(Collected data entries)
------------------------------------------------------------

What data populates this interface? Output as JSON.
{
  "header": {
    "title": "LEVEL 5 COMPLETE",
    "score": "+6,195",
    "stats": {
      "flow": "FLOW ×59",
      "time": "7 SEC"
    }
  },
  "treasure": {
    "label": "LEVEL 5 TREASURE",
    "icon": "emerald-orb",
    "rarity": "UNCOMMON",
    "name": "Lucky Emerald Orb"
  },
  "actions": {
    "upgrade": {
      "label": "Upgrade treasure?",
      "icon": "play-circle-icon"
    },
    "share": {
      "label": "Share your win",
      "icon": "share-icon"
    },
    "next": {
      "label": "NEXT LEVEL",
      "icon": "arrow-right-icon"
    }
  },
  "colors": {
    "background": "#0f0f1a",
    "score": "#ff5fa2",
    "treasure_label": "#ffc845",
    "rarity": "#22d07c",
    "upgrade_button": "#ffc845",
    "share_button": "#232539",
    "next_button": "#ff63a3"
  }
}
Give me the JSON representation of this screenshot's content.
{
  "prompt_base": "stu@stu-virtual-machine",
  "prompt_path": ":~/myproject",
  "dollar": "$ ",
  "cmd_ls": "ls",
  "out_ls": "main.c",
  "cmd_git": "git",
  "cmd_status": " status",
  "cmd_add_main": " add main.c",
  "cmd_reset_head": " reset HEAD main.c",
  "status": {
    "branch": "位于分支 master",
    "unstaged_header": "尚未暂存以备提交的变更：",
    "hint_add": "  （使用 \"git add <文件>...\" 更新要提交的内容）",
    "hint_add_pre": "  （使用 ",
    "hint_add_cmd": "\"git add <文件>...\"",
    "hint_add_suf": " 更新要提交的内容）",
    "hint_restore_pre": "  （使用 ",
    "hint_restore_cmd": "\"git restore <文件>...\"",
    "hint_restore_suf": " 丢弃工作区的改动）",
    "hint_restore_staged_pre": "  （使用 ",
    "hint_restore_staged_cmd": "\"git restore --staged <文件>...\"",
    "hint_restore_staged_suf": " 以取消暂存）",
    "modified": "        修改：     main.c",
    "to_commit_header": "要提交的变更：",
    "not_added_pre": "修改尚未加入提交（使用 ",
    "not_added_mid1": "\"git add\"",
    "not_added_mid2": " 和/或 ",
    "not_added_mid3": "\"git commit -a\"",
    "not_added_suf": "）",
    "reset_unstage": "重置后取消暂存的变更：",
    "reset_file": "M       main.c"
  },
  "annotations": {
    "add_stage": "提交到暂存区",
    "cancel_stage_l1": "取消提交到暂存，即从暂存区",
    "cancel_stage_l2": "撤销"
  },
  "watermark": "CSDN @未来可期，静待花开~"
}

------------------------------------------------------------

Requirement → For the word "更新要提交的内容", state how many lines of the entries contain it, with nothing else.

Output for this exercise → 2